Q: "Is blackstrap molasses the only molasses available in New Zealand? If a recipe calls for molasses, is there a way to tell which kind is called for based on other clues from the recipe?"Mary
A: Nutritionist Bronwen King responds:
"From my research, blackstrap molasses is certainly the most prominent molasses in New Zealand, if not the only one. There are different varieties however, which explains the reason it is listed differently in recipes, particularly those coming from the US.
Molasses is made from the juice of sugar cane and is a by-product of sugar production. Sugar cane juice is boiled and concentrated which promotes the crystallization of sugar. The results of first boiling and removal of sugar crystals is first molasses (also called "light" or "mild" molasses) which has the highest sugar content of all molasses (because a lot of sugar is still in the syrup). Second molasses (or dark molasses) is produced from a second boiling and extraction of sugar crystals. This is less sweet and has a darker colour than first molasses. Blackstrap molasses is the product of a third boiling; it has less sugar, a slightly bitter flavour and a very dark colour. It also contains significant amounts of vitamins and minerals, particularly calcium, magnesium, potassium and iron so it is more nutritious than mild or dark molasses.

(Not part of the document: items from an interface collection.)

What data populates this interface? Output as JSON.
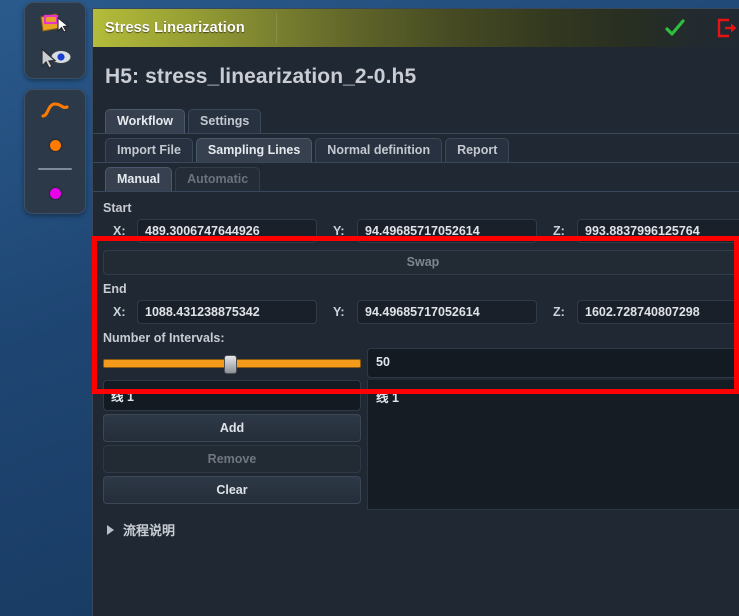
{
  "window": {
    "title": "Stress Linearization",
    "confirm_icon": "check-icon",
    "close_icon": "exit-door-icon"
  },
  "file": {
    "heading": "H5: stress_linearization_2-0.h5"
  },
  "tabs": {
    "row1": [
      {
        "label": "Workflow",
        "state": "active"
      },
      {
        "label": "Settings",
        "state": "normal"
      }
    ],
    "row2": [
      {
        "label": "Import File",
        "state": "normal"
      },
      {
        "label": "Sampling Lines",
        "state": "active"
      },
      {
        "label": "Normal definition",
        "state": "normal"
      },
      {
        "label": "Report",
        "state": "normal"
      }
    ],
    "row3": [
      {
        "label": "Manual",
        "state": "active"
      },
      {
        "label": "Automatic",
        "state": "disabled"
      }
    ]
  },
  "sampling": {
    "start_label": "Start",
    "end_label": "End",
    "axis_x": "X:",
    "axis_y": "Y:",
    "axis_z": "Z:",
    "start": {
      "x": "489.3006747644926",
      "y": "94.49685717052614",
      "z": "993.8837996125764"
    },
    "end": {
      "x": "1088.431238875342",
      "y": "94.49685717052614",
      "z": "1602.728740807298"
    },
    "swap_label": "Swap"
  },
  "intervals": {
    "label": "Number of Intervals:",
    "value": "50",
    "slider_percent": 47
  },
  "lines": {
    "name_value": "线 1",
    "add_label": "Add",
    "remove_label": "Remove",
    "clear_label": "Clear",
    "list": [
      "线 1"
    ]
  },
  "expander": {
    "label": "流程说明"
  },
  "rail": {
    "tools": [
      {
        "name": "surface-select-icon"
      },
      {
        "name": "pick-point-icon"
      },
      {
        "name": "curve-icon"
      },
      {
        "name": "orange-point-icon"
      },
      {
        "name": "magenta-point-icon"
      }
    ]
  },
  "colors": {
    "accent_orange": "#f59b1c",
    "annotation_red": "#ff0000",
    "confirm_green": "#2fbf3f",
    "title_olive": "#b4bc3a",
    "desktop_blue": "#1f4a78"
  }
}
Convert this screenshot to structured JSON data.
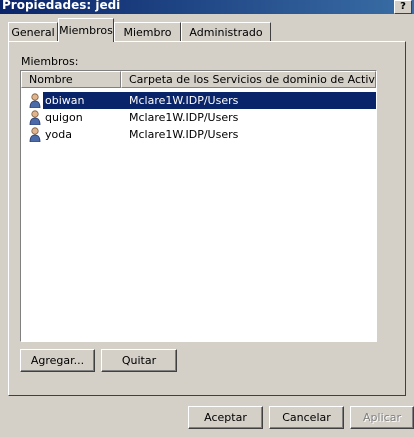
{
  "window": {
    "title": "Propiedades: jedi",
    "help_label": "?"
  },
  "tabs": [
    {
      "label": "General"
    },
    {
      "label": "Miembros"
    },
    {
      "label": "Miembro de"
    },
    {
      "label": "Administrado por"
    }
  ],
  "active_tab": "Miembros",
  "members": {
    "label": "Miembros:",
    "columns": {
      "name": "Nombre",
      "folder": "Carpeta de los Servicios de dominio de Active Dir..."
    },
    "rows": [
      {
        "name": "obiwan",
        "folder": "Mclare1W.IDP/Users",
        "selected": true
      },
      {
        "name": "quigon",
        "folder": "Mclare1W.IDP/Users",
        "selected": false
      },
      {
        "name": "yoda",
        "folder": "Mclare1W.IDP/Users",
        "selected": false
      }
    ],
    "add_label": "Agregar...",
    "remove_label": "Quitar"
  },
  "footer": {
    "ok_label": "Aceptar",
    "cancel_label": "Cancelar",
    "apply_label": "Aplicar"
  },
  "colors": {
    "titlebar": "#0a246a",
    "selection": "#0a246a",
    "face": "#d4d0c8"
  },
  "icons": {
    "row": "user-icon"
  }
}
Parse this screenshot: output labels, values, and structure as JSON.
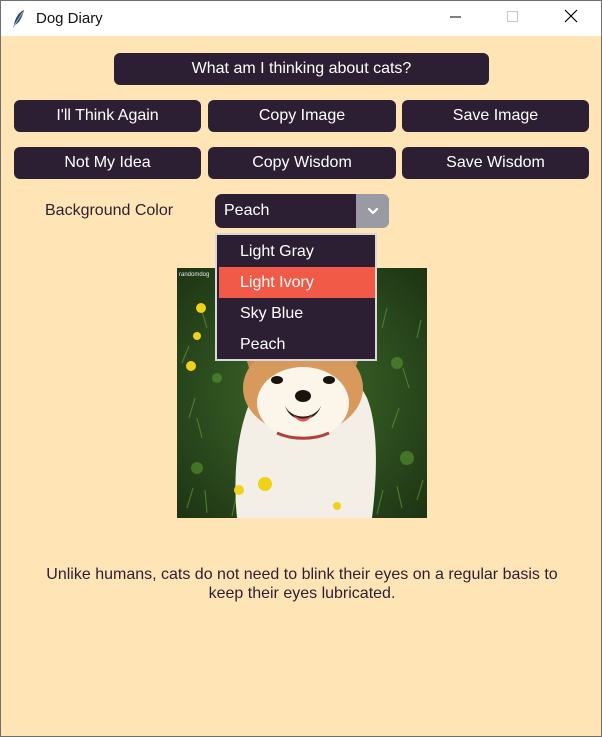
{
  "window": {
    "title": "Dog Diary",
    "icons": {
      "app": "feather-icon",
      "minimize": "minimize-icon",
      "maximize": "maximize-icon",
      "close": "close-icon"
    }
  },
  "buttons": {
    "thinking": "What am I thinking about cats?",
    "think_again": "I'll Think Again",
    "copy_image": "Copy Image",
    "save_image": "Save Image",
    "not_my_idea": "Not My Idea",
    "copy_wisdom": "Copy Wisdom",
    "save_wisdom": "Save Wisdom"
  },
  "background_color": {
    "label": "Background Color",
    "selected": "Peach",
    "options": [
      "Light Gray",
      "Light Ivory",
      "Sky Blue",
      "Peach"
    ],
    "highlighted": "Light Ivory"
  },
  "image": {
    "watermark": "randomdog"
  },
  "fact": "Unlike humans, cats do not need to blink their eyes on a regular basis to keep their eyes lubricated.",
  "colors": {
    "background": "#ffe4b5",
    "button": "#2d1f33",
    "highlight": "#f05a47",
    "combo_arrow": "#9a9aa4"
  }
}
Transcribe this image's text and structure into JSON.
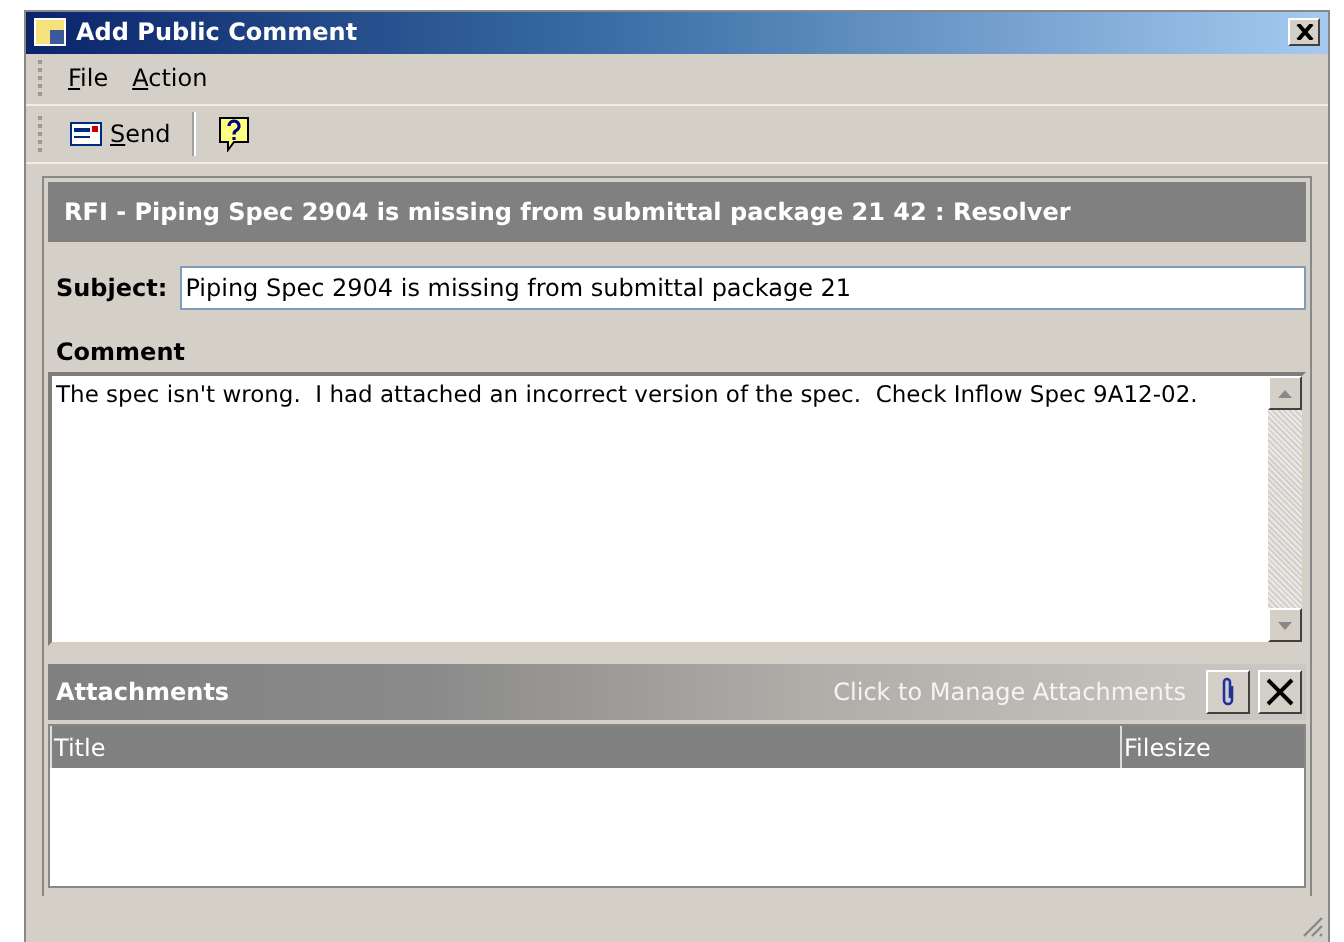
{
  "window": {
    "title": "Add Public Comment"
  },
  "menu": [
    {
      "label": "File"
    },
    {
      "label": "Action"
    }
  ],
  "toolbar": {
    "send": "Send"
  },
  "header": "RFI - Piping Spec 2904 is missing from submittal package 21 42 : Resolver",
  "subject": {
    "label": "Subject:",
    "value": "Piping Spec 2904 is missing from submittal package 21"
  },
  "comment": {
    "label": "Comment",
    "value": "The spec isn't wrong.  I had attached an incorrect version of the spec.  Check Inflow Spec 9A12-02."
  },
  "attachments": {
    "title": "Attachments",
    "hint": "Click to Manage Attachments",
    "columns": [
      "Title",
      "Filesize"
    ]
  }
}
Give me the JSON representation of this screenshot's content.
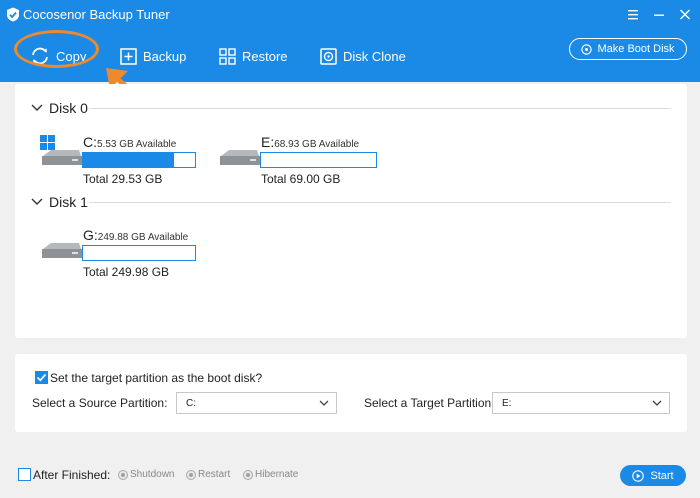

Molasses may also be "sulphured" or "unsulphured" depending on whether sulphur dioxide has been used in the sugar extraction process.
Since blackstrap molasses is the main form available here, New Zealand recipes calling for molasses will be referring to blackstrap molasses. For recipes specifying first or second molasses I suggest the following: use golden syrup in any recipe that calls for mild (first) molasses and treacle instead of dark (second) molasses. Remember, blackstrap molasses will give a strong flavour to food so is best used in strongly flavoured goods such as gingerbread, rye breads and home made baked beans. If you want a milder flavour, use treacle or golden syrup in the same quantities as suggested for molasses."